that when the buds bloom
you're stuck behind glass
as your head starts to ache
But help is a
office visit away
steroid shot in the tuchus
may indeed mean
you can return the gift
of open airways
by telling the nurse about
a way of life
a cornicopia of cultures opening up
one word at a time
like the capillaries in my
the relief is overwhelming
And now, because meeting call and I need to visit the pharmacy, I'm going to offer a few tidbit poems.
(11 of 30)
A candle burns
the room illuminated by sunlight
filled by shouts
ready for cake
excitement cells fighting
dust motes for space
stuck in the traffic
of anticipated sugar high
by a truckload of impatience
she wishes for a wish
(12 of 30)
How Many Six Year Old's Does It Take to Go to the Bathroom?
O if the show is on and cross legs will do the trick
1 if there's lima beans on my plate in the dog's outside
2 if a friends over after school and I have lip gloss to share
3 if it's a sleepover and all the guests I found the flashlight
4 if recess isn't over, but it's too cold to play
5 if it's a movie party and the scene's too scary

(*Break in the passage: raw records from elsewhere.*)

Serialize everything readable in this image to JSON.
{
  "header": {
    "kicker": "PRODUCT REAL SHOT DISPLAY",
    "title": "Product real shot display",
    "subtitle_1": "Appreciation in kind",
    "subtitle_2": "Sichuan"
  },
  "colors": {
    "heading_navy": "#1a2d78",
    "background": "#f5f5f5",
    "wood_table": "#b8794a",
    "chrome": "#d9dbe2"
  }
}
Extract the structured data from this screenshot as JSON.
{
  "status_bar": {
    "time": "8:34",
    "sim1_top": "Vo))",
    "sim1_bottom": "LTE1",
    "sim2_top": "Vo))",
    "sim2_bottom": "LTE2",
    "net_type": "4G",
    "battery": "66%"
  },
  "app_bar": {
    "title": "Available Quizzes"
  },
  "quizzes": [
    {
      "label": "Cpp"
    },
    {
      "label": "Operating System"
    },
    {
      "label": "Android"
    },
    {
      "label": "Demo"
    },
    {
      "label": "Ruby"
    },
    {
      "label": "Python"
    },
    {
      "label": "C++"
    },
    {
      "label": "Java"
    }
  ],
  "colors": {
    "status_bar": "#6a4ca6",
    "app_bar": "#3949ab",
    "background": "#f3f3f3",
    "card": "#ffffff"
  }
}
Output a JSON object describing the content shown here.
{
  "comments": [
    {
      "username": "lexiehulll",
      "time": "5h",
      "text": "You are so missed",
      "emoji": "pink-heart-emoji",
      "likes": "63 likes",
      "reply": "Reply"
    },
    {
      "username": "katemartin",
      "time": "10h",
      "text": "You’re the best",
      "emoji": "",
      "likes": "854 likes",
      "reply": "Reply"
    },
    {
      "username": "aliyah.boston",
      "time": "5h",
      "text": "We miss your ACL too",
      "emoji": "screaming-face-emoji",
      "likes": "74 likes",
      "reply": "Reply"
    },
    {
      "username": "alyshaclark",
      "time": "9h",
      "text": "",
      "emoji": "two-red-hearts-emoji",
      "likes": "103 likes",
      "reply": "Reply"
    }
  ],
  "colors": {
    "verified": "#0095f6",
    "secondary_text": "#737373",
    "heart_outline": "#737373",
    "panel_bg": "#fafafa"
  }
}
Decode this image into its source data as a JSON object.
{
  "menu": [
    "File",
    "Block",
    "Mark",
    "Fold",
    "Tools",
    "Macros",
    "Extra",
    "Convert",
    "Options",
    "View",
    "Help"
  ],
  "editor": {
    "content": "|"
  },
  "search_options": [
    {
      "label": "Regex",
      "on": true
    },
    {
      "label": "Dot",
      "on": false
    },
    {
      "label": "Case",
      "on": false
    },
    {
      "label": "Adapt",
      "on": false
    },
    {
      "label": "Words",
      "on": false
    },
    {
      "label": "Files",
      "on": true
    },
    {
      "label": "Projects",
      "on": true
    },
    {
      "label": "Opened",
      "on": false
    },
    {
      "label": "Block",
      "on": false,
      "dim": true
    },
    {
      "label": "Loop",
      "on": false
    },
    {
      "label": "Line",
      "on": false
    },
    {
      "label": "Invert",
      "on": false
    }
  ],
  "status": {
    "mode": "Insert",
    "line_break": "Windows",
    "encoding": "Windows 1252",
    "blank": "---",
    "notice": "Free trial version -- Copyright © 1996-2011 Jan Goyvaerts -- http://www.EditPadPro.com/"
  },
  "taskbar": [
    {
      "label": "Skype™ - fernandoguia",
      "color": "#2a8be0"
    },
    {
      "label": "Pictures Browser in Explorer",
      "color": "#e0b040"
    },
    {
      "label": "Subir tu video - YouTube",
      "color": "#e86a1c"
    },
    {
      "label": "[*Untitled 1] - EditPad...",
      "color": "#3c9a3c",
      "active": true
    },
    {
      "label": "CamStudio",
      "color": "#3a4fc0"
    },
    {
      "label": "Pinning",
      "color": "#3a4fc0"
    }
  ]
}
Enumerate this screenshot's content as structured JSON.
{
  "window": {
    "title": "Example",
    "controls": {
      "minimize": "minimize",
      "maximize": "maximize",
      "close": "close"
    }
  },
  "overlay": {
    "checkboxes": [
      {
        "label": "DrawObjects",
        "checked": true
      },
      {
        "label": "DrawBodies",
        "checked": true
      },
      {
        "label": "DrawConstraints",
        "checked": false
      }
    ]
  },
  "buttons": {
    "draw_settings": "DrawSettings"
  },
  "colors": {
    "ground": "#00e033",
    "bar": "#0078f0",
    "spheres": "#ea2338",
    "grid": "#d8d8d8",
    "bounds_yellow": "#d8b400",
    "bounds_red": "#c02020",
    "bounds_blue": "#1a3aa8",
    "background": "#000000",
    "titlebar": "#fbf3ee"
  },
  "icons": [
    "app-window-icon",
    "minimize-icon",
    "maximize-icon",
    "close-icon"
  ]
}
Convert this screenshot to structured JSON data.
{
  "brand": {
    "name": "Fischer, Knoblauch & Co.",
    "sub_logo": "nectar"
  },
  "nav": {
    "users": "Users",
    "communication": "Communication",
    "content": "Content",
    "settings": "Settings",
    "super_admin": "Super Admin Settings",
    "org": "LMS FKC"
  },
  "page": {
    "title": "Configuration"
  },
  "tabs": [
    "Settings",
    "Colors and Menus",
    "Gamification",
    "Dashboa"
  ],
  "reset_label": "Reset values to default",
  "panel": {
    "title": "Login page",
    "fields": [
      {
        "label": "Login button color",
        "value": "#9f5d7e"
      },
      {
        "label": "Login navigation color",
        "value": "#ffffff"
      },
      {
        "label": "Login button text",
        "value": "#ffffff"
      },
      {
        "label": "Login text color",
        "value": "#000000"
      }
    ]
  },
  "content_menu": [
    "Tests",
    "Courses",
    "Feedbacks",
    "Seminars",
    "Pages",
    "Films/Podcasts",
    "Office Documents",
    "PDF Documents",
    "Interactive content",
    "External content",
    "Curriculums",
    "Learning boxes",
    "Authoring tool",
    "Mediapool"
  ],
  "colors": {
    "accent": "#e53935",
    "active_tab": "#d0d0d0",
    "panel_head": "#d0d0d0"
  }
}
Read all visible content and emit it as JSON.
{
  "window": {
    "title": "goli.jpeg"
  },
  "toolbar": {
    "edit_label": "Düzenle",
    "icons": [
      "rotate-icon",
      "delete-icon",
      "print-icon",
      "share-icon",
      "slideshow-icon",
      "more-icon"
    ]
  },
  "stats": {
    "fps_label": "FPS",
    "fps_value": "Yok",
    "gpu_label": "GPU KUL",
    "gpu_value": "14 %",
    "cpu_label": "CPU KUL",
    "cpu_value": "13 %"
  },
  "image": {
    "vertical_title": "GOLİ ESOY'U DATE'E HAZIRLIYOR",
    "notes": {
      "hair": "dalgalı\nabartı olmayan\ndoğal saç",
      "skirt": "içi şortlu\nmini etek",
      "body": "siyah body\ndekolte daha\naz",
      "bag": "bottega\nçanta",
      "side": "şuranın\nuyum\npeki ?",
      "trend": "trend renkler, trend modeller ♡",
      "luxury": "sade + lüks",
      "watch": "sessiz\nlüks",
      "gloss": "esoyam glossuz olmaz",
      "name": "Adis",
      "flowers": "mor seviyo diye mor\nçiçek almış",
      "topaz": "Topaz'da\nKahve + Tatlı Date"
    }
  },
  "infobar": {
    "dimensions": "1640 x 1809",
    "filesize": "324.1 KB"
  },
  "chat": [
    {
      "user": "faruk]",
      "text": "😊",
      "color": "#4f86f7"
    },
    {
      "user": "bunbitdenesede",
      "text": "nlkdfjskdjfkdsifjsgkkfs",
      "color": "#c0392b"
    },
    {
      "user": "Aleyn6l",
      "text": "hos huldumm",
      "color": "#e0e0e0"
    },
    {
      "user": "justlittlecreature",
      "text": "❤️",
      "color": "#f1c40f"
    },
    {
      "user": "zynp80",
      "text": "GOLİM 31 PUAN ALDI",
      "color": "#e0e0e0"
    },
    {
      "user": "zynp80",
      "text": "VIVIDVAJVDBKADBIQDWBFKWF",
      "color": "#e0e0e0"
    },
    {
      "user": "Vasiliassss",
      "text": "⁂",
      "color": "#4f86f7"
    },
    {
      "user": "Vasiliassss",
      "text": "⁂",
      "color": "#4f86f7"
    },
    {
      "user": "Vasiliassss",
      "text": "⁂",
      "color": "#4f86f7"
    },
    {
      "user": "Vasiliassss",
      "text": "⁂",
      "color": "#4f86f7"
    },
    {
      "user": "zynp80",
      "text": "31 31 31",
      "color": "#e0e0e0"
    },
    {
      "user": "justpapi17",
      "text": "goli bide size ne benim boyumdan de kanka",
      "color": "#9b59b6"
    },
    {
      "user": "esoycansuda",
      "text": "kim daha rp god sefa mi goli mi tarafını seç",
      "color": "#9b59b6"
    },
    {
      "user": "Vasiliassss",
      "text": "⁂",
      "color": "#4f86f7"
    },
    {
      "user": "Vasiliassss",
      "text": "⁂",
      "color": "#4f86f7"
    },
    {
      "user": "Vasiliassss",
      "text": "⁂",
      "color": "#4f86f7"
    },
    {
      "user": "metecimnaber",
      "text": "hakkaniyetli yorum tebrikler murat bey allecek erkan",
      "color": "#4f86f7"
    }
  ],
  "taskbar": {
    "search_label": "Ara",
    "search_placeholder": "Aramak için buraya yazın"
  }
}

6 if it's a big stall at the circus and the clown car just came
(13 of 30)
As luck would have it
I needed a new bag
my strap broke mid dash for class
only thing that didn't spill out
where the bills that cling
to statement balance
making a 70 dollar replacement
a triple-decker cake on a diet
But the tri-colored lilac can be eye candy
Thrifting to replace
the jeans the youngest of five
made holy on the
church of the preschool playground
hanging from a shelf
three shades of purple
like a canvas roll of candy
the three-decker cake I desire
is three dollars
(14 of 30)
a "ta-dah" moment
I've never rightfully won
(15 of 30)
a leaf harvested
steeped in steamy surroundings
to scrawl out
the next word
yet I covet my
my arm chair
cat hair covered
corner of the world
while tea leaves
in a place I'll
Until --Tomorrow? I hope so.